Repeatedly, the reader is told that Christine was charming and magnetic, but her personality doesn't come through. I couldn't connect with her.
Two kinds of footnotes punctuate the text with alarming frequency. The numbered footnotes designate the original source and can be safely ignored by non-scholars. Others elaborate on a point or give additional information. This second category of footnote impedes the flow. Many don't need to be footnotes at all. One example: "Peter Wilkinson's decision was supported by George Taylor." This sentence could easily have been incorporated into the text.
The book catches fire in the second half and becomes a real cliff hanger. From this point on, the story earns its accolades as "stunning" and "engrossing." It's an almost unbelievable tale of a charismatic, courageous, complicated woman. Three stars.
Overall, to really understand Miss Granville (if it is even possible given her untimely death in 1952) then you simply must read this book. Other sources might go into detail of her wartime missions - particularly in France - but to see how she evolved from birth, through childhood, and then the early years of her involvement with SOE then this book is mandatory reading. To me this is the value of "The Spy Who Loved" as it allows the best possible understanding of how she ultimately became what she was...and why she did it.

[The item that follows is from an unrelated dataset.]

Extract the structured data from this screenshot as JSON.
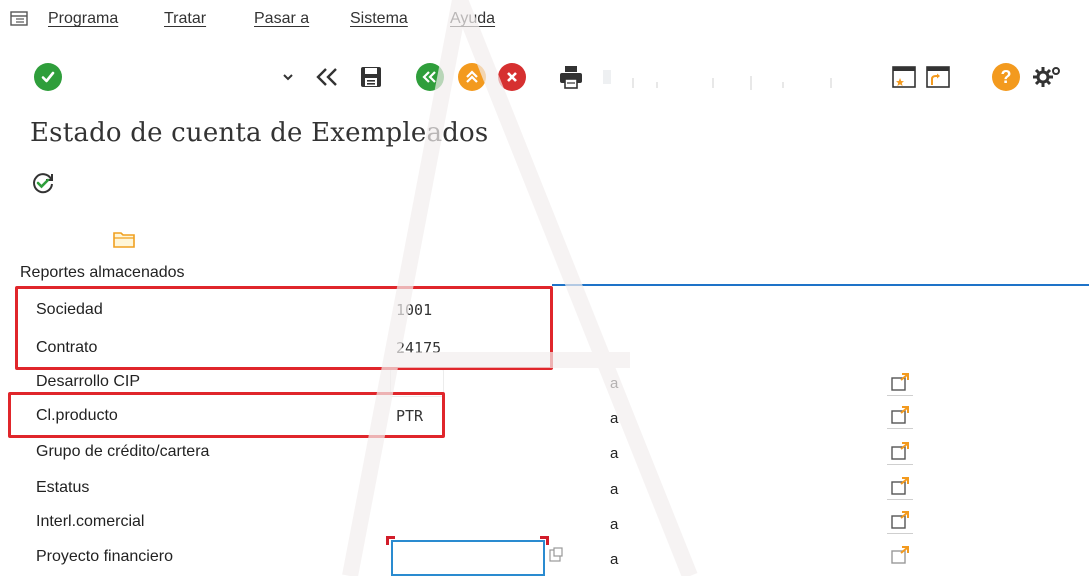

What will also come out is that Miss Granville displayed extraordinary bravery but clearly had a fragile side which somewhat surprised me. Her love of animals, ambivalence towards children, and sometimes rash acts are all well documented in this book. Of course, she was not professionally trained to be in this business and what she learned was via the "school of hard knocks". Given this "school" was WWII and any potential mistakes - no matter how small - could end in one's immediate death, it is even more amazing she survived at all.
An example of this fragile side is the seemingly simple fact of her birth date. For years I have taken all publicly available information and assumed it was in 1915. After all, even her headstone in London shows this as her birthdate. No, it was not. Ms. Mulley's careful research shows it was seven years earlier in 1908 and even tells you the point when Miss Granville actually changed it. Now that took some superior research when even her headstone proved to be wrong! Further, it also gives a glimpse into Miss Granville's mind regarding her getting older and the impact this might have on her self-image.
Sadly, upon conclusion of WWII the UK had no more apparent use for her skills and experience. At that time the Cold War was just getting started and the English economy was in tatters. To continue the employment of Miss Granville when so many other war veterans were streaming home and looking for a job would be difficult. The focus would be on rebuilding the UK and not continuing funding for a part of the military (SOE) which was suspect in many eyes to begin with. Further, at that time, almost anyone from "behind the Iron Curtain" would be second-class in Western eyes and essentially unemployable other than the most menial jobs. Essentially, she was a stateless person (but still a proud Pole) who was collateral damage from the division of Europe between the West and the Soviet Union.
Get this book...it is worth every cent....and you will find it to be a fine read about a person who displayed incredible acts of courage...and in the end proved to be simply human like us all.
COL (Ret.) William R. Bishop
I have read quite a bit about the Second World War but none quite like this one. It's interesting in the aspect it tells of how the everyday person lived and dealt with having their country invaded and turned into a killing field. It tells the story of those who choose to fight for the allies undercover. I had never heard of the woman until I decided to buy and read this book. It attracted me because it was in a different vein from most war stories. It is well researched and informative. I got online and looked her up, just to see what was said about her. It is a good read. I enjoyed the story and gave the read a unique glimpse into the era and the people who lived it.